* _WHAT NEEDS TO BE DONE_: Needed from the data below: all lines that contain the word "entre".

(Records from a data collection)

════

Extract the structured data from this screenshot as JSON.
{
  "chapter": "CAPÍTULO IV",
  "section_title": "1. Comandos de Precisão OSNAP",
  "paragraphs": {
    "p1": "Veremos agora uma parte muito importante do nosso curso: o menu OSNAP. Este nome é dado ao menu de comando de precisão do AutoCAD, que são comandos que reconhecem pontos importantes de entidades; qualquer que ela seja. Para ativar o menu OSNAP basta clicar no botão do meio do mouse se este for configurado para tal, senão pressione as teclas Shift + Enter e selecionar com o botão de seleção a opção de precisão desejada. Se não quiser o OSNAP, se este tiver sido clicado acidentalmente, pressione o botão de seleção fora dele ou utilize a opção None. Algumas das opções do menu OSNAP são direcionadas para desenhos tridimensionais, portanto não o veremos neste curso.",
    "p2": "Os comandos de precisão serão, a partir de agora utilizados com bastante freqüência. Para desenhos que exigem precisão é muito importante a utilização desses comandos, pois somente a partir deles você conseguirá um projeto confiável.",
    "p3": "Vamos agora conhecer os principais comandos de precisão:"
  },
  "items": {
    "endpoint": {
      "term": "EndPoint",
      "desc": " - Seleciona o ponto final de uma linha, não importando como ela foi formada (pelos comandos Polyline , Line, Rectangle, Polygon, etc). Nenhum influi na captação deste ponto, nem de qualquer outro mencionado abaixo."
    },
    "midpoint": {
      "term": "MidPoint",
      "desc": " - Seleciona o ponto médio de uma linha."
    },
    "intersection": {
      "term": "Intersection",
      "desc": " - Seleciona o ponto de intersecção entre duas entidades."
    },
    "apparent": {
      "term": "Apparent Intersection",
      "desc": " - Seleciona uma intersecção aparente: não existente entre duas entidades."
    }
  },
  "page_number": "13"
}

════

* _REPLY TO THE TASK_:
      "desc": " - Seleciona o ponto de intersecção entre duas entidades."
      "desc": " - Seleciona uma intersecção aparente: não existente entre duas entidades."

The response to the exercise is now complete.